→ Work to complete
Any pictures should be dropped; everything else in the records is to be returned exactly.

====================

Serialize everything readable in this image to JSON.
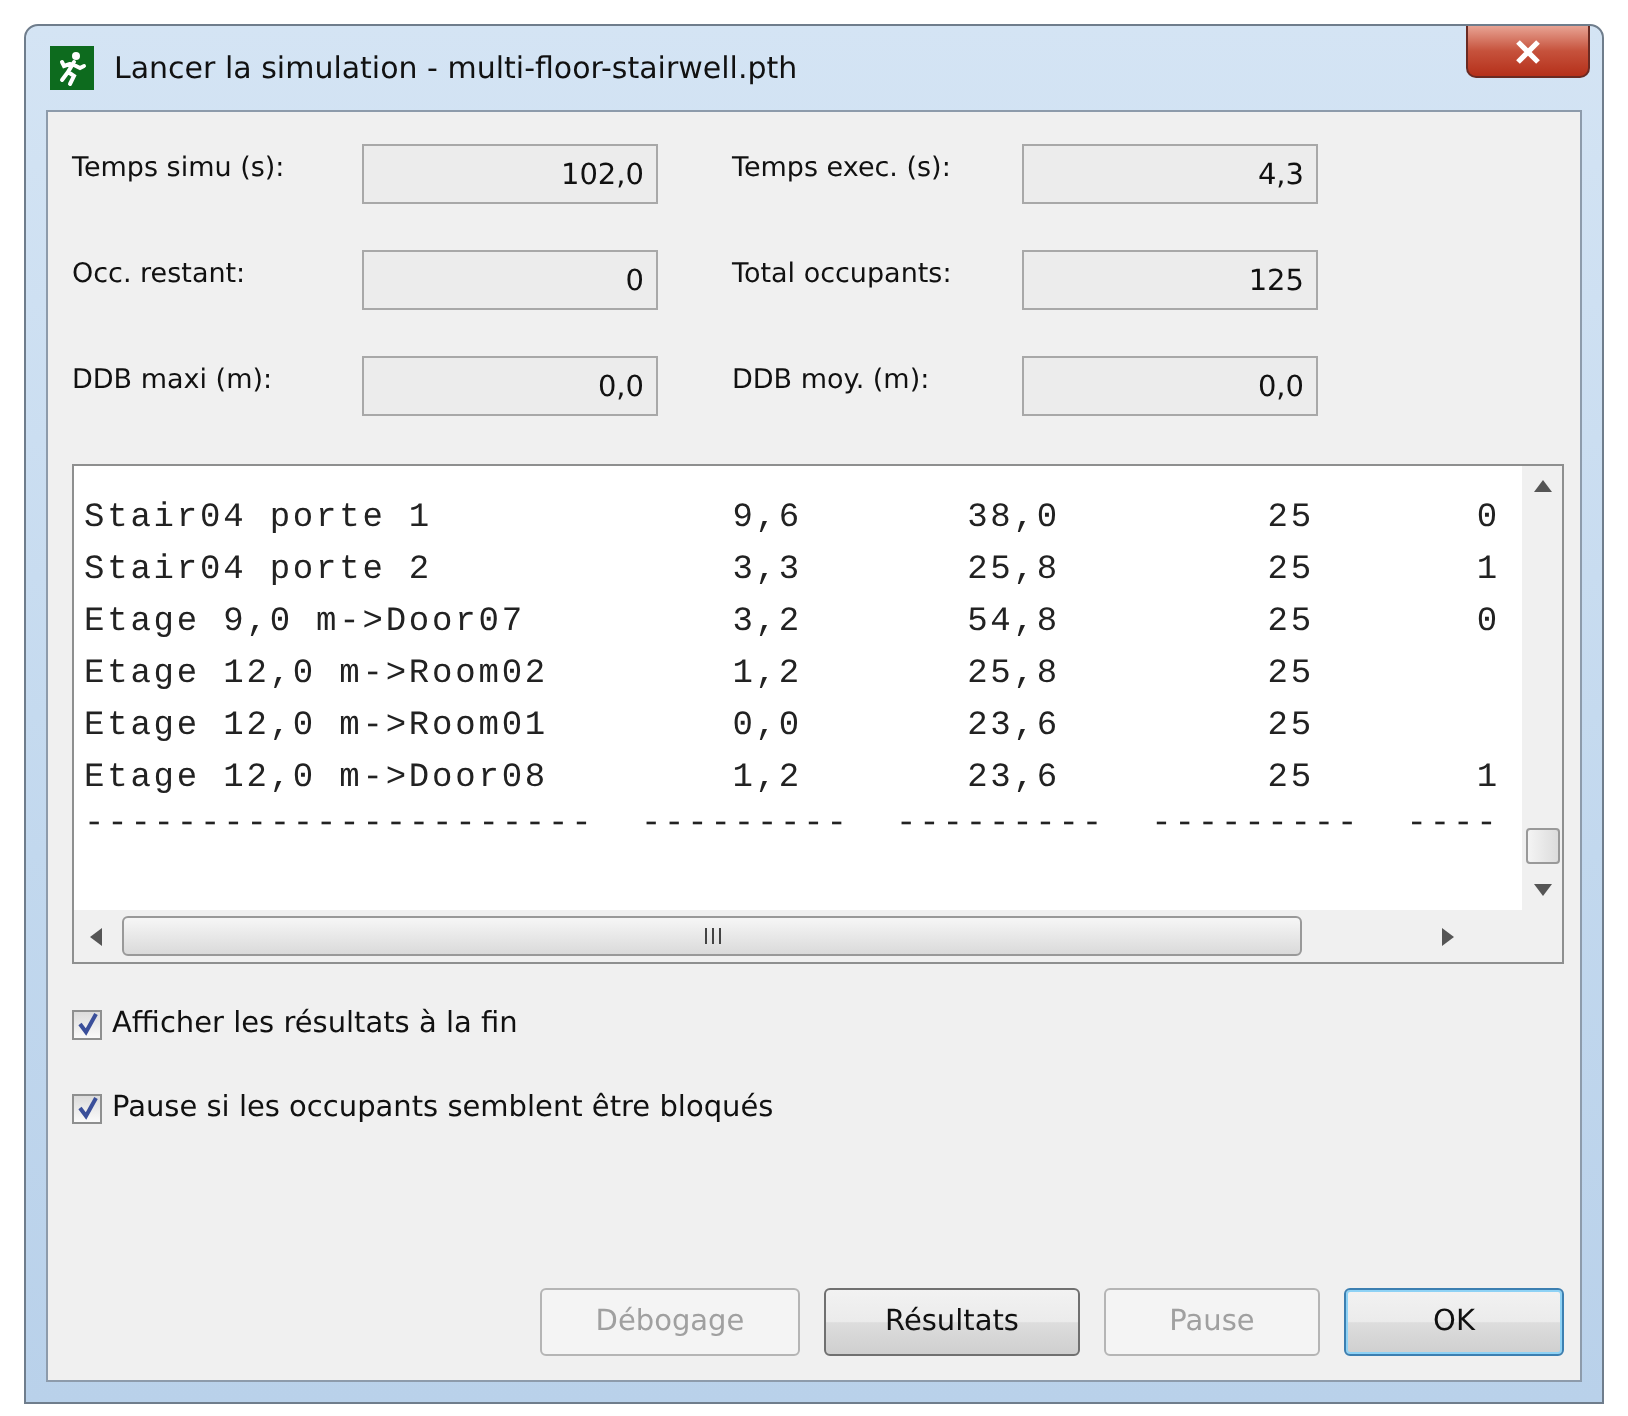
{
  "window": {
    "title": "Lancer la simulation - multi-floor-stairwell.pth"
  },
  "fields": [
    {
      "label": "Temps simu (s):",
      "value": "102,0"
    },
    {
      "label": "Temps exec. (s):",
      "value": "4,3"
    },
    {
      "label": "Occ. restant:",
      "value": "0"
    },
    {
      "label": "Total occupants:",
      "value": "125"
    },
    {
      "label": "DDB maxi (m):",
      "value": "0,0"
    },
    {
      "label": "DDB moy. (m):",
      "value": "0,0"
    }
  ],
  "log": {
    "rows": [
      {
        "cells": [
          "Stair04 porte 1",
          "9,6",
          "38,0",
          "25",
          "0"
        ]
      },
      {
        "cells": [
          "Stair04 porte 2",
          "3,3",
          "25,8",
          "25",
          "1"
        ]
      },
      {
        "cells": [
          "Etage 9,0 m->Door07",
          "3,2",
          "54,8",
          "25",
          "0"
        ]
      },
      {
        "cells": [
          "Etage 12,0 m->Room02",
          "1,2",
          "25,8",
          "25"
        ]
      },
      {
        "cells": [
          "Etage 12,0 m->Room01",
          "0,0",
          "23,6",
          "25"
        ]
      },
      {
        "cells": [
          "Etage 12,0 m->Door08",
          "1,2",
          "23,6",
          "25",
          "1"
        ]
      }
    ],
    "separator": "----------------------  ---------  ---------  ---------  ----"
  },
  "options": [
    {
      "label": "Afficher les résultats à la fin",
      "checked": true
    },
    {
      "label": "Pause si les occupants semblent être bloqués",
      "checked": true
    }
  ],
  "buttons": [
    {
      "label": "Débogage",
      "disabled": true,
      "focused": false
    },
    {
      "label": "Résultats",
      "disabled": false,
      "focused": false
    },
    {
      "label": "Pause",
      "disabled": true,
      "focused": false
    },
    {
      "label": "OK",
      "disabled": false,
      "focused": true
    }
  ]
}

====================

→ Answer space
Serialize everything readable in this image to JSON.
{
  "window": {
    "title": "Lancer la simulation - multi-floor-stairwell.pth"
  },
  "fields": [
    {
      "label": "Temps simu (s):",
      "value": "102,0"
    },
    {
      "label": "Temps exec. (s):",
      "value": "4,3"
    },
    {
      "label": "Occ. restant:",
      "value": "0"
    },
    {
      "label": "Total occupants:",
      "value": "125"
    },
    {
      "label": "DDB maxi (m):",
      "value": "0,0"
    },
    {
      "label": "DDB moy. (m):",
      "value": "0,0"
    }
  ],
  "log": {
    "rows": [
      {
        "cells": [
          "Stair04 porte 1",
          "9,6",
          "38,0",
          "25",
          "0"
        ]
      },
      {
        "cells": [
          "Stair04 porte 2",
          "3,3",
          "25,8",
          "25",
          "1"
        ]
      },
      {
        "cells": [
          "Etage 9,0 m->Door07",
          "3,2",
          "54,8",
          "25",
          "0"
        ]
      },
      {
        "cells": [
          "Etage 12,0 m->Room02",
          "1,2",
          "25,8",
          "25"
        ]
      },
      {
        "cells": [
          "Etage 12,0 m->Room01",
          "0,0",
          "23,6",
          "25"
        ]
      },
      {
        "cells": [
          "Etage 12,0 m->Door08",
          "1,2",
          "23,6",
          "25",
          "1"
        ]
      }
    ],
    "separator": "----------------------  ---------  ---------  ---------  ----"
  },
  "options": [
    {
      "label": "Afficher les résultats à la fin",
      "checked": true
    },
    {
      "label": "Pause si les occupants semblent être bloqués",
      "checked": true
    }
  ],
  "buttons": [
    {
      "label": "Débogage",
      "disabled": true,
      "focused": false
    },
    {
      "label": "Résultats",
      "disabled": false,
      "focused": false
    },
    {
      "label": "Pause",
      "disabled": true,
      "focused": false
    },
    {
      "label": "OK",
      "disabled": false,
      "focused": true
    }
  ]
}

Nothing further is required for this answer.